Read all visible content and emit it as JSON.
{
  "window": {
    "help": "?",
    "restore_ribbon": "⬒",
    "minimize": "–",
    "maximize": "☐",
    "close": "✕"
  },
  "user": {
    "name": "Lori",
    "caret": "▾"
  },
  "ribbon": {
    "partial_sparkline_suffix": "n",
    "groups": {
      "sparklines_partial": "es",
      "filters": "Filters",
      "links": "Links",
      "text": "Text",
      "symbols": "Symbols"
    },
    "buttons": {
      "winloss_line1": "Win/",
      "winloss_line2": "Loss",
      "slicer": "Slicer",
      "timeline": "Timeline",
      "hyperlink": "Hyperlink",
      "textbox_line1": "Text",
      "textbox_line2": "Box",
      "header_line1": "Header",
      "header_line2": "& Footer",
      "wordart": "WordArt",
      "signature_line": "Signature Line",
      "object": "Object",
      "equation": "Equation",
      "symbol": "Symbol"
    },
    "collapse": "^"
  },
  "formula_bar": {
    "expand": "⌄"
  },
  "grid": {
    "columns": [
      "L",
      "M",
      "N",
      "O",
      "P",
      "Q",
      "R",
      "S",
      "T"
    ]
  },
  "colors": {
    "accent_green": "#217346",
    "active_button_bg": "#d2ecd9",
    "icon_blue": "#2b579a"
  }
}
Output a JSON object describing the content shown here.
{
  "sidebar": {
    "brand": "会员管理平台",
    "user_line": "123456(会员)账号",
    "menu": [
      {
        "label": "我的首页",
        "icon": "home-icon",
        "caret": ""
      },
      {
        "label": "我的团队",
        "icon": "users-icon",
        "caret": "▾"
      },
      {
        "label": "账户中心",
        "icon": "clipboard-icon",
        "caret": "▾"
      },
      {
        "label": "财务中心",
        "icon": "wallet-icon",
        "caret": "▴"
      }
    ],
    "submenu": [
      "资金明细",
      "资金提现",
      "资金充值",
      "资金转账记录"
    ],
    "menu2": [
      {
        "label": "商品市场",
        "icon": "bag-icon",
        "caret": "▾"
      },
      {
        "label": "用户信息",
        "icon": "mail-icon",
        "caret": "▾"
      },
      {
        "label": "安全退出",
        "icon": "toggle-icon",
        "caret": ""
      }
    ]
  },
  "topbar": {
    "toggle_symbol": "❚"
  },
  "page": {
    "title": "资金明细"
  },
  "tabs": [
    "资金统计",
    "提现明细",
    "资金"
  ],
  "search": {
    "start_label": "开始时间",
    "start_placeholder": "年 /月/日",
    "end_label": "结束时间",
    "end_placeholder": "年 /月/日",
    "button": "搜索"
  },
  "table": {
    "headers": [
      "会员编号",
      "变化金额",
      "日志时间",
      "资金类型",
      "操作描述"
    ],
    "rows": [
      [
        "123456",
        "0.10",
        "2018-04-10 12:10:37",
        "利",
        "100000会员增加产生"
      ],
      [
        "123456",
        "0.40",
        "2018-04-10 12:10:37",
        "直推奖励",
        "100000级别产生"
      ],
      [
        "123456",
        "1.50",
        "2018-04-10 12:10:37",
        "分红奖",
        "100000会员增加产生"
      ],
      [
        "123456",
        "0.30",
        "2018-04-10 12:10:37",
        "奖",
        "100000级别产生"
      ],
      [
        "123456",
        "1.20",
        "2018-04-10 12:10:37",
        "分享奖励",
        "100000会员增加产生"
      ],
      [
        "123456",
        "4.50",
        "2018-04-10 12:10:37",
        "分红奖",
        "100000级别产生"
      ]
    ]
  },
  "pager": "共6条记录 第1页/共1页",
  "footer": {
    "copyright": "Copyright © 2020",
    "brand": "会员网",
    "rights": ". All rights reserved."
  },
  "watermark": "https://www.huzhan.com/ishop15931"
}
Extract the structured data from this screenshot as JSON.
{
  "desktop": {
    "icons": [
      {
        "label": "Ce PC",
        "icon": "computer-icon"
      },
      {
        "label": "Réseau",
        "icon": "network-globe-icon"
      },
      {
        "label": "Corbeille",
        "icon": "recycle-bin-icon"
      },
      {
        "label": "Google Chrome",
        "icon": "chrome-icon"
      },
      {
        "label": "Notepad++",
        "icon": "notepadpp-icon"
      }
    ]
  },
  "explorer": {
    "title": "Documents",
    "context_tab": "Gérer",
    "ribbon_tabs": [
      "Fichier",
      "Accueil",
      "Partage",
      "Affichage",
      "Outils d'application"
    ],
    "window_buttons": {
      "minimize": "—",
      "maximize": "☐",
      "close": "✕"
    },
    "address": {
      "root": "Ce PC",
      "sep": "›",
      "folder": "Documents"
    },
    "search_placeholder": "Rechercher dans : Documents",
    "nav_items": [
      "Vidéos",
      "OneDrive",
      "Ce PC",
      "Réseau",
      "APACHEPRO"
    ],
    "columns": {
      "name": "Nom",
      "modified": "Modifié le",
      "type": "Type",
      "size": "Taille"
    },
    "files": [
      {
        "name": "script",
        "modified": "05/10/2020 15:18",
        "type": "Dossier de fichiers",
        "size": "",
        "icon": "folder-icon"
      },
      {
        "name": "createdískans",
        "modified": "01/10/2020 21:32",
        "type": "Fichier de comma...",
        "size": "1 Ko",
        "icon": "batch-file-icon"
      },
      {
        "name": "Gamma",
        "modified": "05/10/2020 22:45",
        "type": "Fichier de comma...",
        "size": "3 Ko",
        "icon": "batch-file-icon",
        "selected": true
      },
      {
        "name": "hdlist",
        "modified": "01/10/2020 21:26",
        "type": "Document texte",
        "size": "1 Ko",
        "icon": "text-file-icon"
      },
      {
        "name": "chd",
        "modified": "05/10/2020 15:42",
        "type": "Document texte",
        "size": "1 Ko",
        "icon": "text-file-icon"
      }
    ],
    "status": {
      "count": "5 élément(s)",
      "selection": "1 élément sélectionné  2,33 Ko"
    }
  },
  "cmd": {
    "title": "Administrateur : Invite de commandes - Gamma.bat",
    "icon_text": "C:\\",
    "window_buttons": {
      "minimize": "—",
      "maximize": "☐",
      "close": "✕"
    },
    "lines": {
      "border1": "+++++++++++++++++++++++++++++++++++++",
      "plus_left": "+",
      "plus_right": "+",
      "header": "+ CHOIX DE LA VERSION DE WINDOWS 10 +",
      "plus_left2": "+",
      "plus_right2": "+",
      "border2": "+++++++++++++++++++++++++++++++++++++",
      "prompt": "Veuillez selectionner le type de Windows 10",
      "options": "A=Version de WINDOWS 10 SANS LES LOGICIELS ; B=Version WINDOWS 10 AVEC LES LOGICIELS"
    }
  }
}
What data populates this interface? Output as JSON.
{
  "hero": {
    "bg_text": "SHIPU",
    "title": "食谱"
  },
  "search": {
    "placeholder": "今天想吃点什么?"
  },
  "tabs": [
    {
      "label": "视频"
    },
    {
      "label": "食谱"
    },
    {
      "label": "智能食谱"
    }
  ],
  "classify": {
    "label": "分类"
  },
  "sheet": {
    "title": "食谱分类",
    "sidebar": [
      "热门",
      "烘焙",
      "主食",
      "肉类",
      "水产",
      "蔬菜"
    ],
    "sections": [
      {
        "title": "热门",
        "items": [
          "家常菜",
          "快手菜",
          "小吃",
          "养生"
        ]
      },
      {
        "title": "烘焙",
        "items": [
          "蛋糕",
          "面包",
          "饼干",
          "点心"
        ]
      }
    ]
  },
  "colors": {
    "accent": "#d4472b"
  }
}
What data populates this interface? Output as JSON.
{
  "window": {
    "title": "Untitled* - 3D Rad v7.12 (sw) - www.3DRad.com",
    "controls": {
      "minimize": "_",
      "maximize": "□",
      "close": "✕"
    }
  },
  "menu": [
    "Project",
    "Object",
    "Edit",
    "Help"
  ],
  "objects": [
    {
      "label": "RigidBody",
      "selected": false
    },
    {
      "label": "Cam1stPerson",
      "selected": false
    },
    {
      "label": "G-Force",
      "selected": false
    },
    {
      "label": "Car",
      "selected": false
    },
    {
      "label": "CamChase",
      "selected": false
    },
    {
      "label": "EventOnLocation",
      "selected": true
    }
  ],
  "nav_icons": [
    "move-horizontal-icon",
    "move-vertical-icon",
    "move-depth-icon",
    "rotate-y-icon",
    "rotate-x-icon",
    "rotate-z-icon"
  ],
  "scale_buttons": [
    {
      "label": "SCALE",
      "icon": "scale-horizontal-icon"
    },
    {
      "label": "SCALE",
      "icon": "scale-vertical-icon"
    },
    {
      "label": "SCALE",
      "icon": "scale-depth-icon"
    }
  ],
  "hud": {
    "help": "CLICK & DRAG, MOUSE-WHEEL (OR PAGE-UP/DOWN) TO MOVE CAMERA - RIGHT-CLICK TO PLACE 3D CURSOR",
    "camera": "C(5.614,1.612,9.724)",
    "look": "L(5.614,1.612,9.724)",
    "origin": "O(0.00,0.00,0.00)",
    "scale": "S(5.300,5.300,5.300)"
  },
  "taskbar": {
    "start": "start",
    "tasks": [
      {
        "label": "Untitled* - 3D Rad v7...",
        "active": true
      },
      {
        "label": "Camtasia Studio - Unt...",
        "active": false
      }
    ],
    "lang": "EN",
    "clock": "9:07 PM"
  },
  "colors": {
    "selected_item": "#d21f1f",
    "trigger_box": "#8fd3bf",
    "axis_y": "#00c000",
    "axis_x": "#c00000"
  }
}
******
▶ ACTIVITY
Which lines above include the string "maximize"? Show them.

▶ ANSWER FOR THIS EXERCISE
    "maximize": "☐",
      "maximize": "☐",
      "maximize": "☐",
      "maximize": "□",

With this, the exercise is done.